Heroism In Mythology Heroism is an important element in both Roman and Greek mythology. Honored as a man of cunning and a master of strategy, Odysseus is a beau ideal of Greek heroism. Being a man of sacrifice, rational thinking, and discipline, Aeneas is a praised counterpart to Odysseus. Both were victims of savagery and temptation, examples of heroism and valor, and recipients of struggle and satisfaction. Even when they are characters of different authors, they share common characteristics and abide by certain personality traits that define them to be heroes. A hero, almost by definition, is an example of heroism and intelligence.

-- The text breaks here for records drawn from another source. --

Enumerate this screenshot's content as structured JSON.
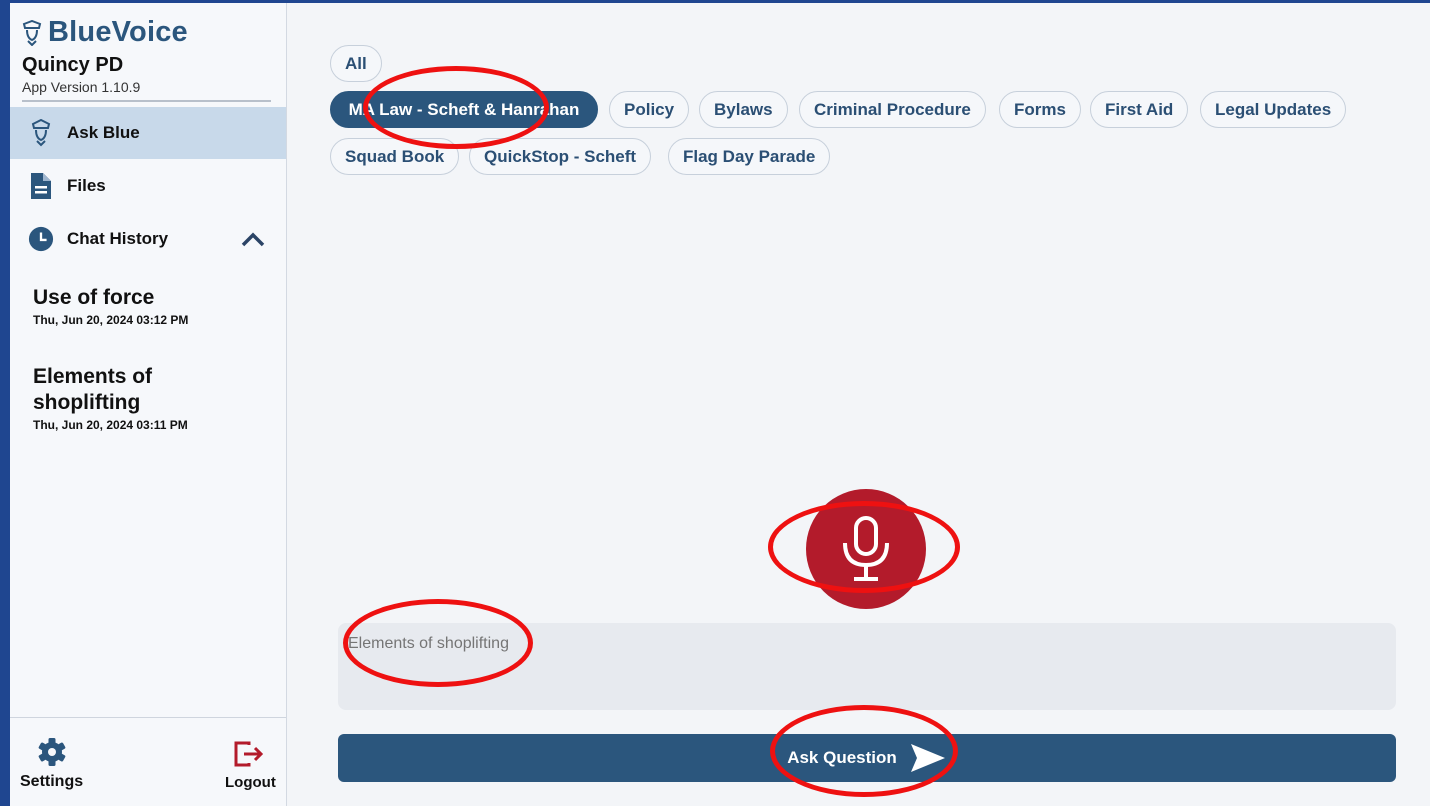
{
  "sidebar": {
    "brand": "BlueVoice",
    "org": "Quincy PD",
    "version": "App Version 1.10.9",
    "nav": {
      "ask_blue": "Ask Blue",
      "files": "Files",
      "chat_history": "Chat History"
    },
    "history": [
      {
        "title": "Use of force",
        "date": "Thu, Jun 20, 2024 03:12 PM"
      },
      {
        "title": "Elements of shoplifting",
        "date": "Thu, Jun 20, 2024 03:11 PM"
      }
    ],
    "settings_label": "Settings",
    "logout_label": "Logout"
  },
  "filters": {
    "all": "All",
    "items": [
      "MA Law - Scheft & Hanrahan",
      "Policy",
      "Bylaws",
      "Criminal Procedure",
      "Forms",
      "First Aid",
      "Legal Updates",
      "Squad Book",
      "QuickStop - Scheft",
      "Flag Day Parade"
    ],
    "selected": "MA Law - Scheft & Hanrahan"
  },
  "query": {
    "placeholder": "Elements of shoplifting"
  },
  "ask_button_label": "Ask Question",
  "colors": {
    "brand": "#2b567d",
    "mic": "#b31b2b",
    "annotation": "#ee1111",
    "frame": "#1f4690"
  },
  "icons": {
    "brand": "police-officer-icon",
    "ask_blue": "police-officer-icon",
    "files": "document-icon",
    "chat_history": "clock-icon",
    "collapse": "chevron-up-icon",
    "mic": "microphone-icon",
    "send": "send-icon",
    "settings": "gear-icon",
    "logout": "logout-icon"
  }
}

In times of danger and desolation, a hero must remain strong, brave, and think of his survival, as well as the survival of his men. Odysseus, being a man of many schemes, intoxicates and blinds the mighty Cyclops, Polyphemus in order to obtain a chance to escape. Odysseus acted calmly and bravely and thereby succeeded in obtaining freedom from the dreaded Cyclops. Romans, however, praise Aeneas for his rational and less extravagant thinking. When he and his men encountered the blinded Cyclops, Aeneas’ crew simply rowed away in their ships seeking refuge. Aeneas augmented to the definition of a hero by acting rationally.

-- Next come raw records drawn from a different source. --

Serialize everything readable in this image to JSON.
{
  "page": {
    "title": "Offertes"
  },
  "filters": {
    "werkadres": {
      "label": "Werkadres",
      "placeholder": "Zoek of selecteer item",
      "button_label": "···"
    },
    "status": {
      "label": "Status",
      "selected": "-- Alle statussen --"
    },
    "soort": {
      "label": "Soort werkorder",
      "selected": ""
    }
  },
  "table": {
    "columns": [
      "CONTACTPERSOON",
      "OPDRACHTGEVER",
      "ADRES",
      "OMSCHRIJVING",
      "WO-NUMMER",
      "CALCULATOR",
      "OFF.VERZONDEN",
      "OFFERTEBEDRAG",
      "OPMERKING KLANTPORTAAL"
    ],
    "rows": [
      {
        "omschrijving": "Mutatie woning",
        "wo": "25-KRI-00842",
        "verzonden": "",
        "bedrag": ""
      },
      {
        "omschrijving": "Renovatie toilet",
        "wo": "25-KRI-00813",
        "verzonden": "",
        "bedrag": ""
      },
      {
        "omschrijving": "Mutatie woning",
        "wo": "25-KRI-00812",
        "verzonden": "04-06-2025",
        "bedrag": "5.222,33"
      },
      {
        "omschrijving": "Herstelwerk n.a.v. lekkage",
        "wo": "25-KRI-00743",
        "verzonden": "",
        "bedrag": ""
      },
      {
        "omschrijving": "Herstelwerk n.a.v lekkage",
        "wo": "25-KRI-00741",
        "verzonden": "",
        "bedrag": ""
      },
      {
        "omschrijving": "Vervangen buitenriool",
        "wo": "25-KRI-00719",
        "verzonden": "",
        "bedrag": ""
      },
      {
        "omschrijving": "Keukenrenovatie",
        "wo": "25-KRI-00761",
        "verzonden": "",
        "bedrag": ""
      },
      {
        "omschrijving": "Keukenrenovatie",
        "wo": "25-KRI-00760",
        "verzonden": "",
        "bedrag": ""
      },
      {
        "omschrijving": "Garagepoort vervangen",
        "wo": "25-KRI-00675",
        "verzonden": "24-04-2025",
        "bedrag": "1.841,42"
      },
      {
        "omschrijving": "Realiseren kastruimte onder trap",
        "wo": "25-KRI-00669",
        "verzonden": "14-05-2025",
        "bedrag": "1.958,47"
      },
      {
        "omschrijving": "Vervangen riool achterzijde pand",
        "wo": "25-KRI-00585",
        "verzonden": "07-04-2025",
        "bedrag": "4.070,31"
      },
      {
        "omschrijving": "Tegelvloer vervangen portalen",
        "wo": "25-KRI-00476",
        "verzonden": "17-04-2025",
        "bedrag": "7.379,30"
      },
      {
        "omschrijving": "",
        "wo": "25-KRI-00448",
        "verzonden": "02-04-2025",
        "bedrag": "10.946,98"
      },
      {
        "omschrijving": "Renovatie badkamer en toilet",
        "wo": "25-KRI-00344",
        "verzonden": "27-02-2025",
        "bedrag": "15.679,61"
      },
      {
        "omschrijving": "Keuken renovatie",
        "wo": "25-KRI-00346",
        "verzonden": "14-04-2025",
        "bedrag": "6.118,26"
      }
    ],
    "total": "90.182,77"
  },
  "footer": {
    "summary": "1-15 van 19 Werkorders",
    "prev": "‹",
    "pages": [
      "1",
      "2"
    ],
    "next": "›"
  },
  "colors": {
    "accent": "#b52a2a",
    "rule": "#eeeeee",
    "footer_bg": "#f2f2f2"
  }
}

Bravery, strength, tranquility, and rationale are a few characteristics that appear from a hero at times of peril. Yet another characteristic of a mythological hero is an unselfish attitude toward fulfilling one’s function in life. “..Scylla caught my six companions, lifted them up to her den, and threw their writhing bodies behind her into her hollow cave..they screamed and reached toward me with their hands, begging me to the last to save them, I watched the monster sit in the doorway of her den, and devour them.” (96) This rather gruesome scene depicts Odysseus allowing six of his men to be consumed by the unimaginable barking monster. If his sense of responsibility disappeared, he very likely would find happiness somewhere else to evade this situation all together. Nonetheless, his duty was to bring as many of his men as well as himself safely to Ithaca, raise his young son as a warrior, and restore order in his kingdom.
Aeneas also sacrifices his desires in order to be the founder of the Roman race. “‘Tell him,’ the lord of Olympus commanded, ‘..He must set sail at once!'”. Here Zeus commands Aeneas to leave Dido and to go to Italy where his son will be the ruler of a new race. Aeneas causes the suicide of Dido after he insists on his departure to Italy. Aeneas has no choice; he cannot indulge in his interests while his soon-to-become nation’s future is at stake.
Both men show valor and commitment by neglecting their desires for the future and well-being of others. Odysseus with his bravery and Aeneas with his rational thinking exhibit authentic heroism. Almost every piece of mythology has a hero or heroin because he/she facilitates in the cohesion and flow of the story. Heroism is an essential factor of Greek and Roman mythology as well as the basis for the reader’s satisfaction.